Eventually, the judge agreed with him. On Dec. 9, 2016, he dismissed the case, saying that while “the court understands the importance and urgency in waging war against sexual exploitation,” the Communications Decency Act provided the defendants with a “complete shield” against prosecution.

Krell was devastated. But too determined to be defeated.

There were other charges still to consider. Money laundering, for example, didn’t involve a tricky free speech issue but the defendants’ own actions. Working with a forensic accountant, Krell drew a paper trail, mapping how money from Backpage ads was collected, received, and ultimately concealed.

Two days before Christmas, she filed new charges.

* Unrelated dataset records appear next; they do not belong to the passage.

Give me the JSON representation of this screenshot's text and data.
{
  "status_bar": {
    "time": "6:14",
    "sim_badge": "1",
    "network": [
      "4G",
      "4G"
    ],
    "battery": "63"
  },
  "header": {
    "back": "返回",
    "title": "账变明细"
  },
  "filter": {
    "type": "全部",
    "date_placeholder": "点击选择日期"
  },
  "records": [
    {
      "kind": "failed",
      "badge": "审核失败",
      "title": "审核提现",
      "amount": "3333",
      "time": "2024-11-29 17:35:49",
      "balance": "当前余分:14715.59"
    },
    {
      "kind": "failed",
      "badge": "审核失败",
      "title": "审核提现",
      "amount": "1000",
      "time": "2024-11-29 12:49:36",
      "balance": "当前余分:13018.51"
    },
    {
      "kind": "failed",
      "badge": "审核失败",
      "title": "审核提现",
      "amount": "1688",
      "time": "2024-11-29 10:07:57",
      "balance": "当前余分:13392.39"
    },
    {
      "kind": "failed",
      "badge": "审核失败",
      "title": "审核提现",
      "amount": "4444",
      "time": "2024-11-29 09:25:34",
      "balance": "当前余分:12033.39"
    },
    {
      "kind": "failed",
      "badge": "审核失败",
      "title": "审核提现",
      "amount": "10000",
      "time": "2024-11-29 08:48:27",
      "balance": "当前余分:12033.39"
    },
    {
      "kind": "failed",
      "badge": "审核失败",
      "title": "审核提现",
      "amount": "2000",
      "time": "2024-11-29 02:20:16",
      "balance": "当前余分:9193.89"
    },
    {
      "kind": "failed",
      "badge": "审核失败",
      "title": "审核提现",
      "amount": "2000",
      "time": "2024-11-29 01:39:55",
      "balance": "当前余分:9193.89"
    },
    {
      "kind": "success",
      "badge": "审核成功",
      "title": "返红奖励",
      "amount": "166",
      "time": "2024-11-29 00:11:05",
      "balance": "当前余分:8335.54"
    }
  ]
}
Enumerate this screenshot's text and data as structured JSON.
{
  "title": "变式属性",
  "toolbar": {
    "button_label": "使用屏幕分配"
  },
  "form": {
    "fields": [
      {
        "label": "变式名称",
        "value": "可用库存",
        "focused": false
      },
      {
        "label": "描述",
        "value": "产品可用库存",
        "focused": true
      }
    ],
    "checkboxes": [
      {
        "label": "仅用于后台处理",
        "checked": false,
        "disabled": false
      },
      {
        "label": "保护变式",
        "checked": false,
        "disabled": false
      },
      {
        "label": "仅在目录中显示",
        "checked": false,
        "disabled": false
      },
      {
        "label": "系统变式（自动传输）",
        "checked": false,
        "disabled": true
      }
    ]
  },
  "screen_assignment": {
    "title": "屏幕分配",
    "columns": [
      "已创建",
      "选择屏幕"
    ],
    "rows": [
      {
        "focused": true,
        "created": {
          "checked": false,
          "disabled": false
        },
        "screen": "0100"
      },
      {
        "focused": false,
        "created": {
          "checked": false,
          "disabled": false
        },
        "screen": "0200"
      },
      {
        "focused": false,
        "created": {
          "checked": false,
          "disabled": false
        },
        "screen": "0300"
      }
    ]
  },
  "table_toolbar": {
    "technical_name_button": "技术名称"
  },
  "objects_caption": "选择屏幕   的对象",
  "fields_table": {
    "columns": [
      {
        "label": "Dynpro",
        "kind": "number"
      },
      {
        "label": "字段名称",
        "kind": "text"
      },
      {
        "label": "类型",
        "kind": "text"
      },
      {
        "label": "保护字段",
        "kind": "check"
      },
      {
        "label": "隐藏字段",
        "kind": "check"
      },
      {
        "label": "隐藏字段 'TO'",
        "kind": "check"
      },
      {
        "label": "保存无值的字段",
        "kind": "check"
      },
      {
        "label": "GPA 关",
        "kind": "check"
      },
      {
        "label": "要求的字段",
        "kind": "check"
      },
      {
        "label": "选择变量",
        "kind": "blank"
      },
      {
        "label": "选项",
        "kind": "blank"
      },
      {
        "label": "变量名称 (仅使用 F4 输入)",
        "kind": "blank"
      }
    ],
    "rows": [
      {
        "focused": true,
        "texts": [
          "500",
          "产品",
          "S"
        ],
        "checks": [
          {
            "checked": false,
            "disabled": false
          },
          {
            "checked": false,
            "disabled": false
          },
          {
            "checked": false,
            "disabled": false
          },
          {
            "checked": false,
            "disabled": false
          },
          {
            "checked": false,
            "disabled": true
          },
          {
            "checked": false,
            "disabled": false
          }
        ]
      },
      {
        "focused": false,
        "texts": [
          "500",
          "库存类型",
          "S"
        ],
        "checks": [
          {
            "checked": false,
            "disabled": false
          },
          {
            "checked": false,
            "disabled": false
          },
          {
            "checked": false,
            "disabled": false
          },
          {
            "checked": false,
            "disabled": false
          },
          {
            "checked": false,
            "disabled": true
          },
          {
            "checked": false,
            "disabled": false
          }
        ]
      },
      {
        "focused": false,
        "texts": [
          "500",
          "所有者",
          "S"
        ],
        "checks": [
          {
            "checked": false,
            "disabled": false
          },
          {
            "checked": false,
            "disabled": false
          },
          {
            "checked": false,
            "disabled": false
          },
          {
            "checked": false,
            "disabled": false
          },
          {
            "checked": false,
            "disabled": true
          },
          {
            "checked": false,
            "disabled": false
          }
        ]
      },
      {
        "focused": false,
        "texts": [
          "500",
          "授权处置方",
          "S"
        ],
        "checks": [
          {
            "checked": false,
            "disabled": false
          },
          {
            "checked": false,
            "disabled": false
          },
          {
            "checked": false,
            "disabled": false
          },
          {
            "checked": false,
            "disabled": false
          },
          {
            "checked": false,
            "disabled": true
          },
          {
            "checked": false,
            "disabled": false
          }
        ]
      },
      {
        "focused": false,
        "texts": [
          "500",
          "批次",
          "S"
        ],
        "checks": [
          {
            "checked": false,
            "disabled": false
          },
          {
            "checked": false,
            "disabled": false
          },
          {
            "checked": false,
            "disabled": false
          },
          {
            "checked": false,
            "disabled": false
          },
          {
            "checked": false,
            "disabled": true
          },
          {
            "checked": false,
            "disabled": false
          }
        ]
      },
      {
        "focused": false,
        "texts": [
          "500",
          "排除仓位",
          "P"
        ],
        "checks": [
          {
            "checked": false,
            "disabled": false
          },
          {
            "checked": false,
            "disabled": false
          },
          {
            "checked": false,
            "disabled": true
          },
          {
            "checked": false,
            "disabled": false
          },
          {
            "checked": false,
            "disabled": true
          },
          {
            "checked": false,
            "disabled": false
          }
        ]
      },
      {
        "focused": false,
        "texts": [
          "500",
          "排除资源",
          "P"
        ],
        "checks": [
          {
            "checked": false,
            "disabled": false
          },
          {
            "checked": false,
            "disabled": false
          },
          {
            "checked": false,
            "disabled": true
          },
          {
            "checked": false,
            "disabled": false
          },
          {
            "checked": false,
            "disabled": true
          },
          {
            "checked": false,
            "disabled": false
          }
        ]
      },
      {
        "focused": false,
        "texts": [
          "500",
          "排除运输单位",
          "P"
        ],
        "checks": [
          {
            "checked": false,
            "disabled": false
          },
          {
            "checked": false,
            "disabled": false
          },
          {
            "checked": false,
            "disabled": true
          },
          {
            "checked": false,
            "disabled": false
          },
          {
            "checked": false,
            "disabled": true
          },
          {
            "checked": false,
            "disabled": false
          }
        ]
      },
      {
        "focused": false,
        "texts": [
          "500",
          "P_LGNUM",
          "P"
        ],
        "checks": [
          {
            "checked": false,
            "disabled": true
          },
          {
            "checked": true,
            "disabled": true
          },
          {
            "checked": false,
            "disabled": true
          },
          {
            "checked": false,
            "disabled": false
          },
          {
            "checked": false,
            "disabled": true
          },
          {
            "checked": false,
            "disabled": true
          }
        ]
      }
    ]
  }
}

“I knew we would be attacked,” she writes. “I expected the defense to kick and scream, possibly even demand sanctions or try and take my bar card. I knew that they would use their money, their power and every tool at their disposal to dismantle me and my case. And I didn’t care.”

Krell was confident because she had something extra on her side. She had corporate emails, many of them detailing ways Backpage got around financial regulations.

Ferrer’s name was on many of them, and he folded first. In exchange for a five-year prison sentence, he pleaded guilty to money laundering and conspiracy, agreeing to forfeit company assets and fully cooperate in the prosecution of his former partners.

The pressure against online sex ads grew. There were federal charges against the company now, too. And In April 2018, a new law, the Stop Enabling Sex Trafficking Act, removed Communications Decency Act protection from internet providers who knowingly facilitated sex trafficking.

It was the end of the site, but not the end of the story.

The case against Larkin and Lacey drags on. Even though Backpage.com was shut down, a current quick computer search for “sex escorts” turns up 6.9 million results. “Find verified high-class escorts, prostitutes, crack whores, and street hookers,” promises one.

The world of exploitation continues.

But, at least in one small corner of it, justice was done.